The first thing I did after watching 127 Hours in the theater was to hit up IMDB to refresh my memory on director Danny Boyle’s previous efforts. Of his movies that I’ve seen, I happen to dislike 28 Days Later on many levels and I think Sunshine started out really strong before it plummeted into mediocrity a little after the halfway mark. That I think so little of these movies was surprising to me because I absolutely loved 127 Hours.
The movie is based on the story of Aron Ralston, a man who became trapped in a rock canyon and was forced to sever his own arm to escape. It’s good source material to say the least and, with this in mind, my two main concerns going in were: can a movie that primarily depicts a man inside a canyon for over five days possibly be entertaining? and, based on testimonies of people fainting in theaters, just how gruesome is the amputation scene going to be?
Having seen the movie, I realize now that those two queries are almost irrelevant in context of what movie is really about.

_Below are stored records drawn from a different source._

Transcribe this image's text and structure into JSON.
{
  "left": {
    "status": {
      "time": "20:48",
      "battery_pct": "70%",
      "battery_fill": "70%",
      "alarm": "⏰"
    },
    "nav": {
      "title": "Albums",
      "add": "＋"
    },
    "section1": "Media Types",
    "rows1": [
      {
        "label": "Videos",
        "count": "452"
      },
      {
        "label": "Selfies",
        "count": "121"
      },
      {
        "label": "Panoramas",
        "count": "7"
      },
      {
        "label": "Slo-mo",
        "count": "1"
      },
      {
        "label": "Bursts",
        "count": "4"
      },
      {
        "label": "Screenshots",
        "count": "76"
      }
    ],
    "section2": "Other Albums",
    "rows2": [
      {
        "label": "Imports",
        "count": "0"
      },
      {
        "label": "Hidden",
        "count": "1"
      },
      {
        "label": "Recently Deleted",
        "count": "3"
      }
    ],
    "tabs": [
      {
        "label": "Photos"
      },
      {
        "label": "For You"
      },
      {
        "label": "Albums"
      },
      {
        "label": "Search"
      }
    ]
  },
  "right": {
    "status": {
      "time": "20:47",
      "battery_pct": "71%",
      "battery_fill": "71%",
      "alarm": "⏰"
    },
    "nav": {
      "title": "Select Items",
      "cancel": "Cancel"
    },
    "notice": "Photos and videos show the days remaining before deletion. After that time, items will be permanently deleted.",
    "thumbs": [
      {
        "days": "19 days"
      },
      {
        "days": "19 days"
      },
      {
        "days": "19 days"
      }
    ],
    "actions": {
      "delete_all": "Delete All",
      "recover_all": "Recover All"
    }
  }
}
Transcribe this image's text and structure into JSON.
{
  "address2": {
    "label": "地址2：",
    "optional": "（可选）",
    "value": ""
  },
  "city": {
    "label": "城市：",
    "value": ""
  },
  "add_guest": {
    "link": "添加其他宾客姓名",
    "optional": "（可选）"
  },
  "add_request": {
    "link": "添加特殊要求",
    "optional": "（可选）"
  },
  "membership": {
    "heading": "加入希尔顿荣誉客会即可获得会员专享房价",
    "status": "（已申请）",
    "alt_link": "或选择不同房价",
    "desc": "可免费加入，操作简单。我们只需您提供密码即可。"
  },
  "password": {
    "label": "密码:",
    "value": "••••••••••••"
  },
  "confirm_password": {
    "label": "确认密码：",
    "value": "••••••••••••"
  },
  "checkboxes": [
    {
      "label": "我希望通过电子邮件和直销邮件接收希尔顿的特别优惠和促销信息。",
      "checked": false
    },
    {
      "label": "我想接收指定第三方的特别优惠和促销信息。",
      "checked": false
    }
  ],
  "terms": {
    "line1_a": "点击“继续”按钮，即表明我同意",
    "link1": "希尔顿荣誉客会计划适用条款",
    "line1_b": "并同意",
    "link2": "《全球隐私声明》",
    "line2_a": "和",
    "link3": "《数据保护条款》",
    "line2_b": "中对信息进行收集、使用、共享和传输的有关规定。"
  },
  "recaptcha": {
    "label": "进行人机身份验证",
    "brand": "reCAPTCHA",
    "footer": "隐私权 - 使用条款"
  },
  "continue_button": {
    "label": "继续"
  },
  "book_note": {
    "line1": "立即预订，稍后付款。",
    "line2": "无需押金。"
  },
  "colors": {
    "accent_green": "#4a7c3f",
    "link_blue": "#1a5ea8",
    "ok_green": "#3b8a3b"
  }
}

So yes, aside from a brief opening where our lead goes swimming with two girls and brief flashbacks sequences later on, the viewer spends most of the time in the film with Aron Ralston, as portrayed by James Franco, in a claustrophobically small canyon. In fact, it’s only after his arm is initially trapped that the title of the film appears on-screen, as if to tell the viewer ”here is where this movie really begins.” The movie clocks in at 94 minutes and I’d guess about an hour or so is spent in that canyon and, to answer my earlier question, not only is it thoroughly entertaining, it is downright enthralling. Some of it has to do with Boyle’s decision to keep the runtime relatively short but most of it can be attributed to his unquestionable deftness as a director. The movie employs odd camera angles and unconventional cuts and transitions along with sporadic use of video filters to depict different viewpoints (camera, video camera, Ralston’s POV, etc.) and all of this helps keep the movie visually arresting.
But it’s ultimately Ralston’s plight, his progressive mental deterioration and his subsequent catharsis where the film really shines. It’s a shame that moviegoers have put so much emphasis on the limb severing aspect of the film when, in reality, that’s only the end point of a life changing experience for Ralston and Boyle’s depiction of this is what truly makes the film fantastic. The line ”this rock has been waiting for me all my life,” as uttered by Ralston towards the end of his journey in the crevice is an extremely powerful one and the realization this brings to him is the culmination of one of the most exquisite character arcs I’ve ever seen put to film. All the visual cues that had been laid down come full circle and Ralston’s liberation, both mentally and physically, is poignant, emotional and inspirational.
Indeed, 127 Hours is a veritable rollercoaster of emotions. Fear, sympathy, convulsion, elation and unknowingly gripping at the edge of my seat are but a few of the things this film put me through and it’s James Franco that cements that connection between film and audience. His Ralston is put through as much as the audience is (and then some) and it’s his acting that makes so much of the film come across as believable and honest. It’s a stellar performance by an actor that I, to be honest, didn’t think had it in him.
But do I question at times how different my reception of the film had been if it hadn’t been based on a true story. I’m certain that one of the reasons why 127 Hours is so powerful is the knowledge that this happened to a real human being. Not to discredit the outstanding work of the director, actors and film crew but I wonder if the movie would’ve worked as well if it were entirely based on fiction. It’s an intriguing thought but one that, at the end of the day, is not worth spending too much time on. The movie works because it does, in fact, tell the story of the real Aron Ralston, and it does so without deifying him or turning him into something he’s not. It’s the story of a real person with flaws and the unfortunate set of circumstances that led him to become a better man. It’s a movie that’s absolute worth your money and time.
At the fear of turning this into tagline central, I will promptly end this review with the following: 127 Hours is the best movie I’ve seen this year.Posted on December 19, 2010 in Movies, Reviews |